Nordic Startup Bits was there as STING Day was held for the sixth consecutive year. With 65 selected startups and more than 140 investors gathered we were in for a great and inspiring day.
The headline of the day was inspiration. Inspiration for investors to meet and get to know some of Sweden’s most interesting and promising startups within life science, clean tech, ICT and internet/media. Inspiration for startups in the form of exciting stories from “those who made it”, highly relevant panel discussions, live pitching in front of a jury and a live interview with co-founder of Spotify Martin Lorentzon.
Mingling in the exhibition area
During the day the vivid exhibition area gave great chance for mingling and networking. Investors and other interested participants had a possibility to become familiar with the startups’ products and concepts first hand.
“The exhibition area was a good way to get exposure to different kinds of visitors and a chance to introduce Worldfavor face-to-face – which is always the most effective and fun way in my opinion,” Frida Emilsson said.
Alexander Bergendahl co-founder and CEO at SNOW, the world’s first free-to-play open world winter sports game obtained particularly great benefits from being able to let people experience their game first hand.
“Having the opportunity to demo SNOW in the exhibition area during STING Day is invaluable. It’s often a challenge to accurately describe what we’re building to people – especially in a crowded room – so being able to actually show a potential investor the game and let them play it right then and there makes a massive difference,” Alexanders Bergendahl explains.
STING Day indeed facilitated a chance for startups and investors to meet. Besides the exhibition area they offered a more formal setting in the form of a speed-dating session. Here startups had 6 minutes to pitch their ideas to selected investors.
Linas Matkasse – what is the secret recipe for growth?
The day started with keynote speeches of some of the Swedish startups who have made it, and Linas Matkasse, a meal delivery subscription service, was one of them. Having experienced rapid initial growth they were asked to present their secret recipe for this. They introduced their presentation with a clear answer:
“In the beginning volume is more important than margin – margin will come with volume,” Niklas Aronsson, co-founder of Linas Matkasse said.
With that strategy in mind they had focused all their energy on rapidly creating a certain cash flow. They did this by outsourcing all their volume work, like packaging and logistics, leaving themselves to do all the really valuable work.
With the cash flow created they were able to make a national TV commercial produced in Lina’s own kitchen with her own family acting. The commercial created the desired volume in customers and with this they could start focusing on their margins.
Saeid Esmaeilzadeh – from refugee to successful entrepreneur
Saeid Esmaeilzadeh’s path to success has to a high extent been characterized exactly by serendipity. Thus, this was the headline of his speech covering his entire life story; from being a refugee that by a circuitous route ended up in Sweden to leading a successful company with a yearly revenue of 41 million Euro in 2014.

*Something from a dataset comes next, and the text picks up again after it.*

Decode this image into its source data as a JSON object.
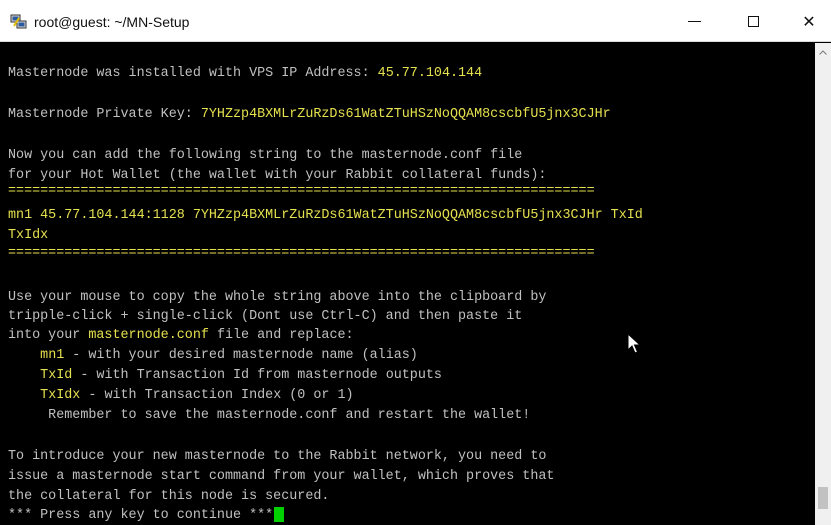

At the event we did an exclusive interview with Said Esmaeilzadeh in which he explains how he sees the startup environment in Stockholm. You can look forward to reading the interview here on the site soon.
Panel discussion – Bridging between startups and corporations
How can global corporations and smaller, fast-growing startups benefit more from collaboration? How can they work closer together, as they do in the US?
These were the questions underlying the panel discussion in which both startups and people from great organisations took part, among others director of Developer Experience and Evangelism at Microsoft, Sara Kullgren.
One factor underlying the discussion is the fact that 85% of all Swedish companies that are acquired are bought by US companies – not European. So how can this be? Sara Kullgren offered an explanation: it is a matter of company culture – US corporations are more willing to take risks than are European.
The main take away from the panel discussion was that the relationship between startups and corporations is so much more than just a question of whether or not corporations should invest money in startups by buying them.
There are several other ways for startups and corporations to benefit and learn from each other. At Microsoft, for example, they give startups access to their solutions and let them co-create. Then, after having strengthened them, they consider a more formal collaboration, e.g. to invest money in them.
The main advice for startups approaching corporations was this: be aggressive in your approach, don’t take no for an answer – be a bit more American.
Interest in Stockholm’s startups is at its highest
Community Manager at STING and organiser of the event Sara Mattsson was entirely contented with the day.
“Stockholm is becoming known as the startup capital of Europe, as it is home to the most billion-dollar startups in the world, after Silicon Valley. The interest in our city’s startups is at an all-time high, and STING Day plays a key role in connecting these entrepreneurs with international and local investors. This year we welcomed more than 140 investors from more than 60 venture capital firms in 11 countries — a splendid turnout!”
Thank you to STING for a great and inspiring day!